---------- MATERIAL PROVIDED

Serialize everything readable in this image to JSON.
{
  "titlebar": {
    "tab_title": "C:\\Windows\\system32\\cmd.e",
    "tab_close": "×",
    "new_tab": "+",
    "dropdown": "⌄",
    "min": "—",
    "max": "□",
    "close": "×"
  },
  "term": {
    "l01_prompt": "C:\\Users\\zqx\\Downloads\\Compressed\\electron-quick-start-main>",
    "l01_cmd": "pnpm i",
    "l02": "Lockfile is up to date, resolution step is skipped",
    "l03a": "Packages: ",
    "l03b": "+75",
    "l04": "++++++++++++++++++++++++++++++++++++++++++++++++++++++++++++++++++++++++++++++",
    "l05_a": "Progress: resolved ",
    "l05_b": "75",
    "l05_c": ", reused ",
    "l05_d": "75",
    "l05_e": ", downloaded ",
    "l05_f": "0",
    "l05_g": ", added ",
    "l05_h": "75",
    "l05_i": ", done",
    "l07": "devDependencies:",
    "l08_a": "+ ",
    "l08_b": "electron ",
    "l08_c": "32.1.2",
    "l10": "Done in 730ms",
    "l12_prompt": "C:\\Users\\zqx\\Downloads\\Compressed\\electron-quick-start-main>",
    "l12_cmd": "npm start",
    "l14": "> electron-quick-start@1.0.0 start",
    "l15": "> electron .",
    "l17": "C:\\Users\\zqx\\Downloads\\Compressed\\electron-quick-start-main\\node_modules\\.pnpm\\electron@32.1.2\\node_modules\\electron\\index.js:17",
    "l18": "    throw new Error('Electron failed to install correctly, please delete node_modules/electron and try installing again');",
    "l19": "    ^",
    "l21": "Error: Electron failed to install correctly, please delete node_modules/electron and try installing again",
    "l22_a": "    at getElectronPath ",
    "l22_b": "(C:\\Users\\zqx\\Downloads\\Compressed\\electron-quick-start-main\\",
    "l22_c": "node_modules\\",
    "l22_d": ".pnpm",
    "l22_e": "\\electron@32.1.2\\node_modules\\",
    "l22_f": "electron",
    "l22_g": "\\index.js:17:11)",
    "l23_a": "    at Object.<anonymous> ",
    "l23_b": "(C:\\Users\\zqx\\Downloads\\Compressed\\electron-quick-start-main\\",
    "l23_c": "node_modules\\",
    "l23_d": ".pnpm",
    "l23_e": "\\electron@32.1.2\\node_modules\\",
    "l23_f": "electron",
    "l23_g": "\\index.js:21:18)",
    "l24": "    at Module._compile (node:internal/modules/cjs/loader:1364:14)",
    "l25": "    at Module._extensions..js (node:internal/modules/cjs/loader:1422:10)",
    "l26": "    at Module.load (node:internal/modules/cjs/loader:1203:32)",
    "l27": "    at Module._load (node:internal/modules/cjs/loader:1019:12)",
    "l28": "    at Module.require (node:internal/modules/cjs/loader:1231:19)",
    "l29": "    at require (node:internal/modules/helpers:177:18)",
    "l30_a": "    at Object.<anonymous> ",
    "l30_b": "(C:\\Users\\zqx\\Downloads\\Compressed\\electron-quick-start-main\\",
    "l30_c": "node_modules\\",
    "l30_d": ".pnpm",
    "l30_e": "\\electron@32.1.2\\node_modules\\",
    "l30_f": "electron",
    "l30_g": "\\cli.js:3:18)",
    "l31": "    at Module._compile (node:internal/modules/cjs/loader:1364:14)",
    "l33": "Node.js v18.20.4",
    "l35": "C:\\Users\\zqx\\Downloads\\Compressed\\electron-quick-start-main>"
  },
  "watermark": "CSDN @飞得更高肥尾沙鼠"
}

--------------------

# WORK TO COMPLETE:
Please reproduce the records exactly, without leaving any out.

# REPLY TO THE EXERCISE:
Serialize everything readable in this image to JSON.
{
  "titlebar": {
    "tab_title": "C:\\Windows\\system32\\cmd.e",
    "tab_close": "×",
    "new_tab": "+",
    "dropdown": "⌄",
    "min": "—",
    "max": "□",
    "close": "×"
  },
  "term": {
    "l01_prompt": "C:\\Users\\zqx\\Downloads\\Compressed\\electron-quick-start-main>",
    "l01_cmd": "pnpm i",
    "l02": "Lockfile is up to date, resolution step is skipped",
    "l03a": "Packages: ",
    "l03b": "+75",
    "l04": "++++++++++++++++++++++++++++++++++++++++++++++++++++++++++++++++++++++++++++++",
    "l05_a": "Progress: resolved ",
    "l05_b": "75",
    "l05_c": ", reused ",
    "l05_d": "75",
    "l05_e": ", downloaded ",
    "l05_f": "0",
    "l05_g": ", added ",
    "l05_h": "75",
    "l05_i": ", done",
    "l07": "devDependencies:",
    "l08_a": "+ ",
    "l08_b": "electron ",
    "l08_c": "32.1.2",
    "l10": "Done in 730ms",
    "l12_prompt": "C:\\Users\\zqx\\Downloads\\Compressed\\electron-quick-start-main>",
    "l12_cmd": "npm start",
    "l14": "> electron-quick-start@1.0.0 start",
    "l15": "> electron .",
    "l17": "C:\\Users\\zqx\\Downloads\\Compressed\\electron-quick-start-main\\node_modules\\.pnpm\\electron@32.1.2\\node_modules\\electron\\index.js:17",
    "l18": "    throw new Error('Electron failed to install correctly, please delete node_modules/electron and try installing again');",
    "l19": "    ^",
    "l21": "Error: Electron failed to install correctly, please delete node_modules/electron and try installing again",
    "l22_a": "    at getElectronPath ",
    "l22_b": "(C:\\Users\\zqx\\Downloads\\Compressed\\electron-quick-start-main\\",
    "l22_c": "node_modules\\",
    "l22_d": ".pnpm",
    "l22_e": "\\electron@32.1.2\\node_modules\\",
    "l22_f": "electron",
    "l22_g": "\\index.js:17:11)",
    "l23_a": "    at Object.<anonymous> ",
    "l23_b": "(C:\\Users\\zqx\\Downloads\\Compressed\\electron-quick-start-main\\",
    "l23_c": "node_modules\\",
    "l23_d": ".pnpm",
    "l23_e": "\\electron@32.1.2\\node_modules\\",
    "l23_f": "electron",
    "l23_g": "\\index.js:21:18)",
    "l24": "    at Module._compile (node:internal/modules/cjs/loader:1364:14)",
    "l25": "    at Module._extensions..js (node:internal/modules/cjs/loader:1422:10)",
    "l26": "    at Module.load (node:internal/modules/cjs/loader:1203:32)",
    "l27": "    at Module._load (node:internal/modules/cjs/loader:1019:12)",
    "l28": "    at Module.require (node:internal/modules/cjs/loader:1231:19)",
    "l29": "    at require (node:internal/modules/helpers:177:18)",
    "l30_a": "    at Object.<anonymous> ",
    "l30_b": "(C:\\Users\\zqx\\Downloads\\Compressed\\electron-quick-start-main\\",
    "l30_c": "node_modules\\",
    "l30_d": ".pnpm",
    "l30_e": "\\electron@32.1.2\\node_modules\\",
    "l30_f": "electron",
    "l30_g": "\\cli.js:3:18)",
    "l31": "    at Module._compile (node:internal/modules/cjs/loader:1364:14)",
    "l33": "Node.js v18.20.4",
    "l35": "C:\\Users\\zqx\\Downloads\\Compressed\\electron-quick-start-main>"
  },
  "watermark": "CSDN @飞得更高肥尾沙鼠"
}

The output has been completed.